Teaching and learning help us understand. Yet, even if one understands the whole sphere of human knowledge, does one really know ‘more’? What is knowledge beyond the myriad facts that comprise it? We all know that simply learning facts does not make one knowledgeable. So, what is knowledge beyond the facts which comprise it? Surely it’s the know in knowledge. Ironically, one can understand a field of knowledge, and yet not know, just as one can understand a tree and fail to see the forest.
Genuine ‘knowing’ is the sensing (feeling not thinking) of a relationship between disparate ‘items’. After that ‘knowing’ awakens, reflective thinking (and then maybe speech) attempt to articulate the ‘knowing’*.
Sensing a relationship between assorted ‘items’ connects them. Connection awareness** is the source of ‘knowing’. Taoism’s “mysterious sameness” portrays the nuance. All articulated thought floats above this foundation, which is why it’s impossible to articulate this foundation. Impossible to articulate (speak about), yet a reality felt by one and all.
The capacity to sense relationships (connections) between ‘this’ and ‘that’ is innate. It can’t be taught or developed. It unfolds internally as we develop and mature (age). When you sense a new connection, you know something new. The deeper and more overarching the connection, the more profound the knowing. However, ‘formal’ teaching and learning are not directed from this level, (nor can it be for this connective level lies deeper than any of the thoughts and social politics involved at the ‘formal’ level).
Learning that simply involves learning and remembering facts is ‘unknowing’. Most educational efforts happen at this level. However, such education does serve very real emotional needs. Learning creates our paradigm—an ideal mental world where we feel at home (ironically, one such ‘home’ is the ideal of education itself). Within the paradigm we build our individual beliefs which we hold on to for emotional security. Our ‘learnings’ become possessions (which in turn possess us). We use the facts comprising our beliefs to rationalize our needs and desires—social, sexual, dietary…you name it. We use facts to rationalize our biases (which are driven by the ‘tribal identity’ instinct), and to compete for a more elite social position (which is driven by the ‘pecking order’ instinct).
Thus, what passes for education, teaching, learning and understanding arises itself out of the modern ‘education paradigm’. It’s a house of cards build on insecurity, fear, loneliness, competition, elitism, and idealism not to mention a deep seated self denial of our own true animal nature. All of which results in a deep schism from nature, which intensifies our disconnection further. Of course none of this is different from any other paradigm humanity has clung to throughout its history.

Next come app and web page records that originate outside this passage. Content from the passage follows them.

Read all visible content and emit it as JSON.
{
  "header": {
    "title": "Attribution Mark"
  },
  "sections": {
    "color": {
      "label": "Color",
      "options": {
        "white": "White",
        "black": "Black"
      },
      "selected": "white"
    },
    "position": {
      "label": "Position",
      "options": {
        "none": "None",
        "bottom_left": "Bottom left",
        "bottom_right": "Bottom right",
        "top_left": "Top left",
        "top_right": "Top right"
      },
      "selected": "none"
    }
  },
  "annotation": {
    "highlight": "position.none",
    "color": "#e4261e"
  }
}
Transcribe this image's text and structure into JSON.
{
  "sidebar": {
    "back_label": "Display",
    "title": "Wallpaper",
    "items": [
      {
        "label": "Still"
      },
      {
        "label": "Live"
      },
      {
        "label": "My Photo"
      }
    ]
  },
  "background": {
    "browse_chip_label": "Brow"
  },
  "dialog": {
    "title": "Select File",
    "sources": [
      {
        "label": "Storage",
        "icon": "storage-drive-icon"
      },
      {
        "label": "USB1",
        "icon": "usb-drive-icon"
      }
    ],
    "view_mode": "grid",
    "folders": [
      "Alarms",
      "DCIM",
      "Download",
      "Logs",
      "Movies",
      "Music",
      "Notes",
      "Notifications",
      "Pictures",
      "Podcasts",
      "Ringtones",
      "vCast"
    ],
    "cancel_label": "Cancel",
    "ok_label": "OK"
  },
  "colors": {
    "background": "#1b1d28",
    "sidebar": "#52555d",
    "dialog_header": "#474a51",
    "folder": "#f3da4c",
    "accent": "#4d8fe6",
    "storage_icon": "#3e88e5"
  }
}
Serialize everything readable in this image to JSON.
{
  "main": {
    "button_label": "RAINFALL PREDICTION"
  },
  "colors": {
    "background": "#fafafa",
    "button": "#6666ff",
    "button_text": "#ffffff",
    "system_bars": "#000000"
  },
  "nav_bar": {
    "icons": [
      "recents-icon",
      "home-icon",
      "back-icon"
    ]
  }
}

* While attempts to articulate the ‘knowing’ succeed, the communication of that ‘knowing’ via the articulation does not unless the listener is ready to ‘know’—or maybe more mysteriously, already ‘knows’. What often occurs is an interpretation, or rather mis-interpretation. The listener may think he understands, of course. Then too, a vast amount of mis-understanding occurs between listeners of disparate interpretations, with little awareness that this is the case. Mostly, we are too preoccupied by upholding our own interpretations (beliefs, understandings) to realize deeper similarities.
** The connection awareness part of ‘knowing’ is what brings a deeper sense of unity and peace to the mind, not the particular articulations of any particular era in human history. Thus, when a cave man ‘knew’, he experienced the same awakening that, say, Einstein experienced when he pondered light. The surface particulars (resultant thoughts) were different, but the ‘knowing’ was the same.